He who gives all to the Lord is no man’s debtor.


Paul lived in a small Indian village, and had only recently become a Christian.  Sitting in the village church one Sunday morning, he slipped his hand into his pocket, handling the money. All he possessed was two annas. If he placed this in the offering, there would be nothing left: to buy food or clothing. How could he live without money? All hope of going to Bible school seemed impossible.


Nevertheless, Paul had learned a greater lesson- Jesus Christ has first claim on him as a Christian, even his money. He knew what he should do.  The small amount was all he possessed- and he knew it belonged to the Lord. Paul gladly gave all he had.  He drew out his small gift and placed it in the offering.  He slid his hand back into his pocket, swirled it around, making sure there was nothing. His pocket was empty.   


At the end of the service, Paul walked out with his fellow-Christians. Some gathered to talk, while others sauntered off home.  Paul’s family would be waiting for him to share the mid-day meal, meagre though it be. However, as he turned away, an elderly gentleman approached him.  Although he knew the old man by sight, Paul had never met him, although Paul had often been stirred by his warm, sincere, and mature prayers.


‘I wonder what he wants with me,’ Paul thought.

‘Paul’, he said, as the older man stopped by the younger. ‘I heard you hope to go to Bible School, to prepare to preach to men and women about Jesus Christ.’

‘Yes sir.  I am trusting the Lord to help me,’ Paul answered courteously. The old man pulled a small bag out of his pocket, holding it out to Paul.


‘’I want you to have this, Paul,‘ placing the bag in Paul’s hands. Surprised, the young man accepted the bag, hearing the jingle of money.

‘Thank you, sir’ as the gentleman walked away.


Later Paul reached home, and opening the bag was amazed to find a large amount of money. Paul thought back to the small sum of two annas, all that he owned. He was glad he had not held back his simple offering. Oh, how the Lord repaid him. The Lord God is no  man’s debtor.

The Lord often tests our devotion to Him by what he challenges us to do for others.


For three years my husband and I , with our family of 6 children, lived in Indonesia.

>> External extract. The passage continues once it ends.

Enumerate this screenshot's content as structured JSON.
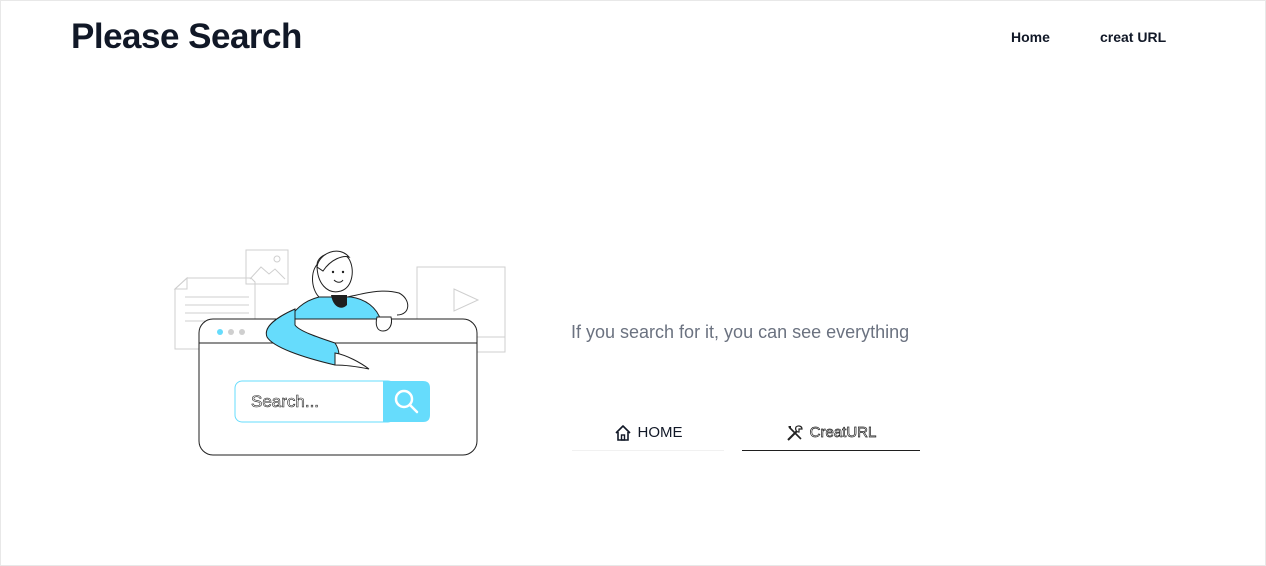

Kind Australian friends back home often sent parcels of food to supplement our diet of Indonesian foods. From these parcels, I often kept back one or two tins of food for special birthday or anniversary celebrations. We were busily working on the children’s Correspondence school lessons one hot, steamy day, when a bus stopping outside our home, dropped two missionary friends.


The children were always glad to be excused from their lessons and enjoy a visit from their missionary ’aunts’ and ’uncles.’ When it came time for lunch, I thought of the tins I had reserved for a special birthday treat. I knew I should share them with my friends. Yet, if I opened them, there would be nothing for a special birthday treat.  No-one would know  if I withheld the peaches.  Back and forth I reasoned.

What should I do? It was such a battle - yet the  Lord won.


I opened the tins, sliced the tasty Australian cheese, spooned the luscious apricots and peaches into dishes, and dobbed on the delectable tinned cream.  Our missionary ‘aunts’ enjoyed the treat, appreciating and encouraging us.


Next day, my husband returned from his village hospital, carrying a large parcel. The children rushed to greet him, relieving him of the parcel, which they carried inside.  While one tore off the paper, another cut the string, while another pulled off the wrapping- and the youngest began to pull out the contents of the parcel. I stood, watching, so amazed, ( and humbled ) to see the contents - tins of cheese, cream, apricots, and peaches. I thought of the preceding day.  What if I had kept those tins for ourselves!  I would have lost the thrilling miracle of seeing a gracious Lord supply.     Surely, HE is no man’s debtor.


When we put the Lord Jesus first, we know He supplies every need.  ‘Him that honours ME, I will honour.’ 

On another occasion, after we had set aside the Lord’s portion from our allowance, buying a little food, and paying accounts, we had no money left. It would have been easy to yield to the temptation to keep the Lord’s portion just to make sure we had money in our purse.  The Lord loves a cheerful giver.


That sultry day we travelled  to visit missionary friends, where we left our ‘Lord’s portion’ for their missionary work. We drove home through the clear, moonlight night, with the fireflies weaving through the padi fields, with no money left.


Eventually, we drove into our yard, stepped from the car, and walked across to the side door. As there was no light, my husband shone his torch as I pushed the key into the lock, turned the key, unlocking the door, which I pushed open. There were some letters on the floor: two from Australia, two newspapers, a  magazine, together with an official letter from our Indonesian office, which we left till last. Inside was a surprise. There was an Office refund of an amount we had overpaid.  God had supplied right at the urgent moment of our need.  The Lord is no man’s debtor.


Whatever we give to the Lord, HE pours back in a far greater measure than we are able to receive.    These experiences taught us never to withhold anything from the Lord. As HIS children, we may trust HIM always to look after us, caring for us even better than we care for our own family. You can never outgive GOD.